American College of Emergency Physicians

View all recommendations from this society

October 27, 2014

Avoid prescribing antibiotics in the emergency department for uncomplicated sinusitis.

Sinusitis is a common reason for patients to visit the emergency department. Most patients with acute sinusitis do not require antibiotic treatment, because approximately 98% of acute sinusitis cases are caused by a viral infection and resolve in 10-14 days without treatment. For some patients with sinusitis, antibiotics might be appropriate, such as those patients taking drugs that reduce the effectiveness of the immune system, those with prolonged, severe symptoms, or those with worsening symptoms. Antibiotics can cause many side effects and have potentially severe complications, and these risks usually outweigh the benefits of their use for sinusitis. In addition, inappropriate antibiotic use for sinusitis can contribute to the development of antibiotic-resistant infections and contributes to avoidable health care costs.


These items are provided solely for informational purposes and are not intended as a substitute for consultation with a medical professional. Patients with any specific questions about the items on this list or their individual situation should consult their physician.

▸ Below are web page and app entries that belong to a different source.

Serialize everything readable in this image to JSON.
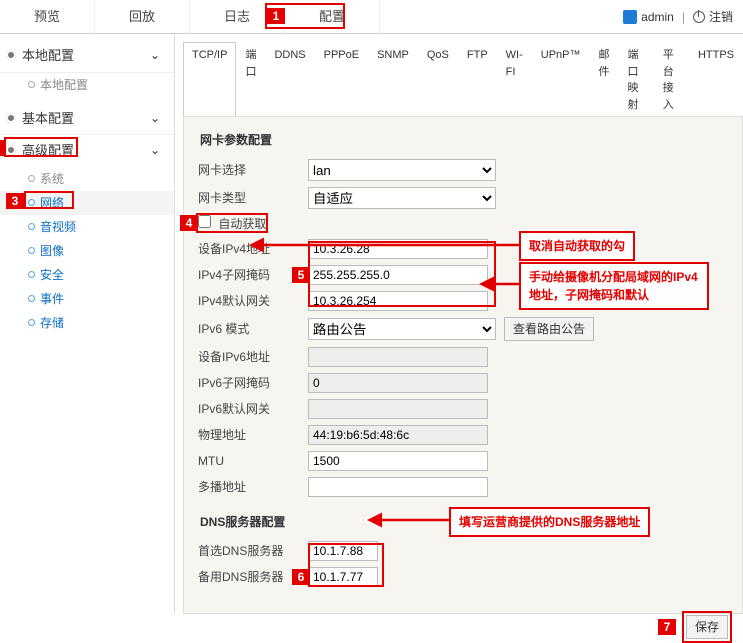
{
  "topnav": {
    "preview": "预览",
    "playback": "回放",
    "log": "日志",
    "config": "配置"
  },
  "user": {
    "name": "admin",
    "logout": "注销"
  },
  "sidebar": {
    "g0": {
      "title": "本地配置",
      "items": [
        "本地配置"
      ]
    },
    "g1": {
      "title": "基本配置"
    },
    "g2": {
      "title": "高级配置",
      "items": [
        "系统",
        "网络",
        "音视频",
        "图像",
        "安全",
        "事件",
        "存储"
      ]
    }
  },
  "subtabs": [
    "TCP/IP",
    "端口",
    "DDNS",
    "PPPoE",
    "SNMP",
    "QoS",
    "FTP",
    "WI-FI",
    "UPnP™",
    "邮件",
    "端口映射",
    "平台接入",
    "HTTPS"
  ],
  "section1": "网卡参数配置",
  "rows": {
    "nic_select": "网卡选择",
    "nic_type": "网卡类型",
    "auto_get": "自动获取",
    "ipv4_addr": "设备IPv4地址",
    "ipv4_mask": "IPv4子网掩码",
    "ipv4_gw": "IPv4默认网关",
    "ipv6_mode": "IPv6 模式",
    "ipv6_addr": "设备IPv6地址",
    "ipv6_prefix": "IPv6子网掩码",
    "ipv6_gw": "IPv6默认网关",
    "mac": "物理地址",
    "mtu": "MTU",
    "multicast": "多播地址"
  },
  "vals": {
    "nic_select": "lan",
    "nic_type": "自适应",
    "ipv4_addr": "10.3.26.28",
    "ipv4_mask": "255.255.255.0",
    "ipv4_gw": "10.3.26.254",
    "ipv6_mode": "路由公告",
    "ipv6_btn": "查看路由公告",
    "ipv6_addr": "",
    "ipv6_prefix": "0",
    "ipv6_gw": "",
    "mac": "44:19:b6:5d:48:6c",
    "mtu": "1500",
    "multicast": ""
  },
  "section2": "DNS服务器配置",
  "dns": {
    "primary_lbl": "首选DNS服务器",
    "primary": "10.1.7.88",
    "alt_lbl": "备用DNS服务器",
    "alt": "10.1.7.77"
  },
  "save": "保存",
  "callouts": {
    "c4": "取消自动获取的勾",
    "c5": "手动给摄像机分配局域网的IPv4地址，子网掩码和默认",
    "c6": "填写运营商提供的DNS服务器地址"
  }
}
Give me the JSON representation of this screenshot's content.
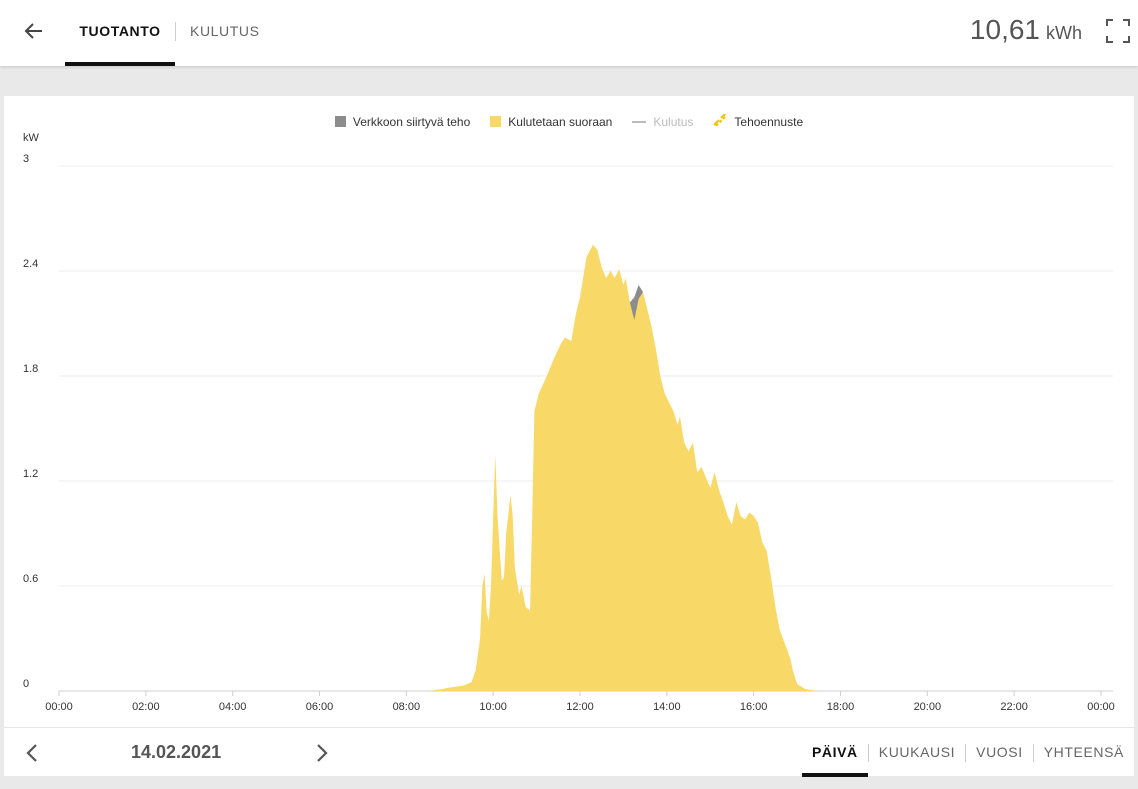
{
  "header": {
    "tabs": [
      {
        "label": "TUOTANTO",
        "active": true
      },
      {
        "label": "KULUTUS",
        "active": false
      }
    ],
    "total_value": "10,61",
    "total_unit": "kWh"
  },
  "legend": [
    {
      "label": "Verkkoon siirtyvä teho",
      "color": "#8c8c8c",
      "kind": "square"
    },
    {
      "label": "Kulutetaan suoraan",
      "color": "#f8d866",
      "kind": "square"
    },
    {
      "label": "Kulutus",
      "color": "#bbbbbb",
      "kind": "line"
    },
    {
      "label": "Tehoennuste",
      "color": "#f2c200",
      "kind": "dashed"
    }
  ],
  "chart_data": {
    "type": "area",
    "ylabel": "kW",
    "y_ticks": [
      "0",
      "0.6",
      "1.2",
      "1.8",
      "2.4",
      "3"
    ],
    "ylim": [
      0,
      3
    ],
    "xlim": [
      0,
      24
    ],
    "x_ticks": [
      "00:00",
      "02:00",
      "04:00",
      "06:00",
      "08:00",
      "10:00",
      "12:00",
      "14:00",
      "16:00",
      "18:00",
      "20:00",
      "22:00",
      "00:00"
    ],
    "grid": true,
    "legend_position": "top-center",
    "series": [
      {
        "name": "Kulutetaan suoraan",
        "color": "#f8d866",
        "points": [
          [
            0,
            0
          ],
          [
            8.5,
            0
          ],
          [
            8.8,
            0.01
          ],
          [
            9.0,
            0.02
          ],
          [
            9.3,
            0.03
          ],
          [
            9.5,
            0.05
          ],
          [
            9.6,
            0.12
          ],
          [
            9.7,
            0.3
          ],
          [
            9.75,
            0.6
          ],
          [
            9.8,
            0.67
          ],
          [
            9.85,
            0.45
          ],
          [
            9.9,
            0.4
          ],
          [
            9.95,
            0.6
          ],
          [
            10.0,
            1.0
          ],
          [
            10.05,
            1.35
          ],
          [
            10.1,
            1.0
          ],
          [
            10.2,
            0.63
          ],
          [
            10.25,
            0.65
          ],
          [
            10.3,
            0.9
          ],
          [
            10.4,
            1.12
          ],
          [
            10.45,
            1.0
          ],
          [
            10.5,
            0.7
          ],
          [
            10.6,
            0.55
          ],
          [
            10.65,
            0.6
          ],
          [
            10.75,
            0.48
          ],
          [
            10.85,
            0.46
          ],
          [
            10.9,
            1.0
          ],
          [
            10.95,
            1.6
          ],
          [
            11.05,
            1.7
          ],
          [
            11.2,
            1.78
          ],
          [
            11.4,
            1.9
          ],
          [
            11.55,
            1.98
          ],
          [
            11.65,
            2.02
          ],
          [
            11.8,
            2.0
          ],
          [
            11.9,
            2.15
          ],
          [
            12.0,
            2.25
          ],
          [
            12.15,
            2.48
          ],
          [
            12.3,
            2.55
          ],
          [
            12.4,
            2.52
          ],
          [
            12.5,
            2.42
          ],
          [
            12.6,
            2.36
          ],
          [
            12.7,
            2.4
          ],
          [
            12.8,
            2.36
          ],
          [
            12.9,
            2.41
          ],
          [
            13.0,
            2.32
          ],
          [
            13.05,
            2.36
          ],
          [
            13.15,
            2.22
          ],
          [
            13.25,
            2.15
          ],
          [
            13.35,
            2.3
          ],
          [
            13.45,
            2.28
          ],
          [
            13.55,
            2.18
          ],
          [
            13.65,
            2.08
          ],
          [
            13.75,
            1.95
          ],
          [
            13.85,
            1.8
          ],
          [
            13.95,
            1.7
          ],
          [
            14.05,
            1.65
          ],
          [
            14.15,
            1.6
          ],
          [
            14.25,
            1.52
          ],
          [
            14.3,
            1.57
          ],
          [
            14.4,
            1.42
          ],
          [
            14.5,
            1.37
          ],
          [
            14.6,
            1.42
          ],
          [
            14.7,
            1.25
          ],
          [
            14.8,
            1.28
          ],
          [
            14.9,
            1.22
          ],
          [
            15.0,
            1.16
          ],
          [
            15.1,
            1.25
          ],
          [
            15.2,
            1.15
          ],
          [
            15.3,
            1.08
          ],
          [
            15.4,
            1.0
          ],
          [
            15.5,
            0.95
          ],
          [
            15.6,
            1.08
          ],
          [
            15.7,
            1.0
          ],
          [
            15.8,
            0.98
          ],
          [
            15.9,
            1.02
          ],
          [
            16.0,
            1.0
          ],
          [
            16.1,
            0.96
          ],
          [
            16.2,
            0.85
          ],
          [
            16.3,
            0.8
          ],
          [
            16.4,
            0.65
          ],
          [
            16.5,
            0.48
          ],
          [
            16.6,
            0.35
          ],
          [
            16.75,
            0.25
          ],
          [
            16.85,
            0.18
          ],
          [
            16.9,
            0.12
          ],
          [
            17.0,
            0.04
          ],
          [
            17.2,
            0.01
          ],
          [
            17.5,
            0
          ],
          [
            24,
            0
          ]
        ]
      },
      {
        "name": "Verkkoon siirtyvä teho",
        "color": "#8c8c8c",
        "points": [
          [
            13.15,
            2.22
          ],
          [
            13.25,
            2.25
          ],
          [
            13.35,
            2.32
          ],
          [
            13.45,
            2.28
          ],
          [
            13.35,
            2.24
          ],
          [
            13.25,
            2.12
          ],
          [
            13.15,
            2.22
          ]
        ]
      }
    ]
  },
  "footer": {
    "date": "14.02.2021",
    "periods": [
      {
        "label": "PÄIVÄ",
        "active": true
      },
      {
        "label": "KUUKAUSI",
        "active": false
      },
      {
        "label": "VUOSI",
        "active": false
      },
      {
        "label": "YHTEENSÄ",
        "active": false
      }
    ]
  }
}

How The List Was Created

1–5: The American College of Emergency Physicians (ACEP) developed five Choosing Wisely® recommendations through a multi-step process that included input from ACEP members, an expert panel of emergency physicians and the ACEP Board of Directors. In 2012, ACEP appointed a task force to address cost effective emergency care. The Cost Effective Care Task Force conducted a survey that was open to all ACEP members asking for strategies to reduce cost and improve value in emergency medicine. The task force received over 200 individual suggestions, which were grouped into a set of strategies. A technical expert panel, including representatives from all aspects of emergency medicine practice, reviewed and prioritized the recommendations using a modified Delphi technique. The panel prioritized the strategies using multiple rounds of voting based on contribution to cost reduction, benefit to patients and actionability by emergency physicians. A literature review including data on cost was assembled for the highest-rated strategies. Strategies were further refined and a final list of strategies that received majority support of the panelists was created. Five of these were ultimately selected by the Board of Directors to be included in Choosing Wisely®.

6–10: The entire ACEP membership (30,000+) was surveyed and given an opportunity to provide input on what in their view would be cost effective and improve the quality of patient care. A Delphi panel of emergency physicians was convened and the list was winnowed using the Delphi process to the top twelve. To be included in the top twelve, there must be research to demonstrate cost effectiveness and improvement of patient care if implemented with reason, caution and explanation to the patient. Also of importance was the consideration that the recommendations would be or are also in concert with some of the other specialties participating in the Choosing Wisely® campaign.

ACEP’s disclosure and conflict of interest policy can be found at www.acep.org.

Sources

Sinusitis and antibiotics. Lancet Infect Dis. 2012 May;12(5):355.

Chow AW, Benninger MS, Brook I, Brozek JL, Goldstein EJ, Hicks LA, Pankey GA, Seleznick M, Volturo G, Wald ER, File TM Jr, Infectious Diseases Society of America. IDSA clinical practice guideline for acute bacterial rhinosinusitis in children and adults. Clin Infect Dis. 2012Apr;54(8):e72-e112.

Ahovuo-Saloranta A, Rautakorpi UM, Borisenko OV, Liira H, Williams JW Jr, Mäkelä M. Antibiotics for acute maxillary sinusitis in adults. Cochrane Database Syst Rev. 2014 Feb 11;2:CD000243.

Donnelly JP, Baddley JW, Wang HE. Antibiotic utilization for acute respiratory tract infections in U.S. emergency departments. Antimicrob Agents Chemother. 2014;58(3):1451-7.

Tashima L, Piccirillo JF. Are antibiotics indicated for acute sinusitis? Laryngoscope. 2014 Sep;124(9):1979-80.

Wald ER, Applegate KE, Bordley C, Darrow DH, Glode MP, Marcy SM, Nelson CE, Rosenfeld RM, Shaikh N, Smith MJ, Williams PV, Weinberg ST; American Academy of Pediatrics. American Academy of Pediatrics. Clinical practice guideline for the diagnosis and management of acute bacterial sinusitis in children aged 1 to 18 years. Pediatrics. 2013 Jul;132(1):e262-80.

MacKenzie A. Balancing the benefits and risks of empirical antibiotics for sinusitis: A teachable moment. JAMA Intern Med. 2014 Aug 1;174(8):1221-2.